Start of Supplied information

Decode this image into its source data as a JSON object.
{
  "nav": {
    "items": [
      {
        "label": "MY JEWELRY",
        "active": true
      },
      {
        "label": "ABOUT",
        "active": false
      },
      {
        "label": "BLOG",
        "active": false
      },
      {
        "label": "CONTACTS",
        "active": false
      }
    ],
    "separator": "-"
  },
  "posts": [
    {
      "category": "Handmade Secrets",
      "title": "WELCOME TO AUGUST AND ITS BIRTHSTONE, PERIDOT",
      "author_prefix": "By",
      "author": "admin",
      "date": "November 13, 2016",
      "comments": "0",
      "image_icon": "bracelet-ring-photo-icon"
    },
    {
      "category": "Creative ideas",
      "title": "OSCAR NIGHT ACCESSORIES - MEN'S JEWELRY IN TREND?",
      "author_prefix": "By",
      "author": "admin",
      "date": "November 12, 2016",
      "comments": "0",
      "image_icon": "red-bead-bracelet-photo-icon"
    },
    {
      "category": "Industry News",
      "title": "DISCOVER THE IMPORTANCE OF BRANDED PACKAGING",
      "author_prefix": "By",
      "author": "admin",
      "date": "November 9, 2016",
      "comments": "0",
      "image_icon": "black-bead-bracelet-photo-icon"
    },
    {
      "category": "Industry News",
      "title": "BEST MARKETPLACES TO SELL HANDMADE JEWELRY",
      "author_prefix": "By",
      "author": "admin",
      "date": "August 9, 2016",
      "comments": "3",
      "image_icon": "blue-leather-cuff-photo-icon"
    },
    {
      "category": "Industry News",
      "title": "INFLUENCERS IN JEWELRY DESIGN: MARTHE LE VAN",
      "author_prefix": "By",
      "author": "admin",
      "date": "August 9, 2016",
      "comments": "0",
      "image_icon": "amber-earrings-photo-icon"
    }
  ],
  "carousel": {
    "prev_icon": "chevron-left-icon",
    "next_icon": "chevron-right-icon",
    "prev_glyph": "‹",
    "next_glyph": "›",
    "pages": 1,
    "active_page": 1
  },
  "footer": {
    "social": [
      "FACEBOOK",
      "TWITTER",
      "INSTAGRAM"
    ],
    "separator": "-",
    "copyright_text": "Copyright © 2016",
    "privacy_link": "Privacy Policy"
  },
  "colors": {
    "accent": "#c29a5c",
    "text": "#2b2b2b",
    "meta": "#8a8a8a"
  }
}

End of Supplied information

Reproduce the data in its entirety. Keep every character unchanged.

# Response
Decode this image into its source data as a JSON object.
{
  "nav": {
    "items": [
      {
        "label": "MY JEWELRY",
        "active": true
      },
      {
        "label": "ABOUT",
        "active": false
      },
      {
        "label": "BLOG",
        "active": false
      },
      {
        "label": "CONTACTS",
        "active": false
      }
    ],
    "separator": "-"
  },
  "posts": [
    {
      "category": "Handmade Secrets",
      "title": "WELCOME TO AUGUST AND ITS BIRTHSTONE, PERIDOT",
      "author_prefix": "By",
      "author": "admin",
      "date": "November 13, 2016",
      "comments": "0",
      "image_icon": "bracelet-ring-photo-icon"
    },
    {
      "category": "Creative ideas",
      "title": "OSCAR NIGHT ACCESSORIES - MEN'S JEWELRY IN TREND?",
      "author_prefix": "By",
      "author": "admin",
      "date": "November 12, 2016",
      "comments": "0",
      "image_icon": "red-bead-bracelet-photo-icon"
    },
    {
      "category": "Industry News",
      "title": "DISCOVER THE IMPORTANCE OF BRANDED PACKAGING",
      "author_prefix": "By",
      "author": "admin",
      "date": "November 9, 2016",
      "comments": "0",
      "image_icon": "black-bead-bracelet-photo-icon"
    },
    {
      "category": "Industry News",
      "title": "BEST MARKETPLACES TO SELL HANDMADE JEWELRY",
      "author_prefix": "By",
      "author": "admin",
      "date": "August 9, 2016",
      "comments": "3",
      "image_icon": "blue-leather-cuff-photo-icon"
    },
    {
      "category": "Industry News",
      "title": "INFLUENCERS IN JEWELRY DESIGN: MARTHE LE VAN",
      "author_prefix": "By",
      "author": "admin",
      "date": "August 9, 2016",
      "comments": "0",
      "image_icon": "amber-earrings-photo-icon"
    }
  ],
  "carousel": {
    "prev_icon": "chevron-left-icon",
    "next_icon": "chevron-right-icon",
    "prev_glyph": "‹",
    "next_glyph": "›",
    "pages": 1,
    "active_page": 1
  },
  "footer": {
    "social": [
      "FACEBOOK",
      "TWITTER",
      "INSTAGRAM"
    ],
    "separator": "-",
    "copyright_text": "Copyright © 2016",
    "privacy_link": "Privacy Policy"
  },
  "colors": {
    "accent": "#c29a5c",
    "text": "#2b2b2b",
    "meta": "#8a8a8a"
  }
}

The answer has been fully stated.